What you produce should be every line from the data that includes "label".

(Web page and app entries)
+ + + + + + +

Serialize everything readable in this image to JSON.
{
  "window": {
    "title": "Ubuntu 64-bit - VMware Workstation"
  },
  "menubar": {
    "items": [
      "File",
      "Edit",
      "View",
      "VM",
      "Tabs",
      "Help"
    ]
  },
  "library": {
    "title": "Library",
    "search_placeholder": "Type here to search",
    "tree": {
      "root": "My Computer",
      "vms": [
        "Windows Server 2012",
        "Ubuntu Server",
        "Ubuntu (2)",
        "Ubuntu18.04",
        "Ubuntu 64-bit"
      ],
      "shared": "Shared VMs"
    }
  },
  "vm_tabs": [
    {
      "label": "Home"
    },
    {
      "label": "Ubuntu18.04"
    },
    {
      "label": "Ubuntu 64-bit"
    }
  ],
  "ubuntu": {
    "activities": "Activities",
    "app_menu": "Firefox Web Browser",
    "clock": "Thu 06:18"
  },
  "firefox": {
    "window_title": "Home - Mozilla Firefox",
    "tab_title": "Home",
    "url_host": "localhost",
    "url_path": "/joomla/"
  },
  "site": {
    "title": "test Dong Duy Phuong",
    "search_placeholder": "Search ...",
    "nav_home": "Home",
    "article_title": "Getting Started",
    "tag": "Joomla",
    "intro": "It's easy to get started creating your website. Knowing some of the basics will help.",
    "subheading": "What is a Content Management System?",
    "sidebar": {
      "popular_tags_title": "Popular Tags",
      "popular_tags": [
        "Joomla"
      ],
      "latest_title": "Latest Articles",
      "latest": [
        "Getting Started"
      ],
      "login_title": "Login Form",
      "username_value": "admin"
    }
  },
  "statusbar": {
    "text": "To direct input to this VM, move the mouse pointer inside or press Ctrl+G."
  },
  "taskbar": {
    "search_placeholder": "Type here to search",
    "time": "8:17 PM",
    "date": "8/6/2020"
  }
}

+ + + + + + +

#### Solution to the problem:
      "label": "Home"
      "label": "Ubuntu18.04"
      "label": "Ubuntu 64-bit"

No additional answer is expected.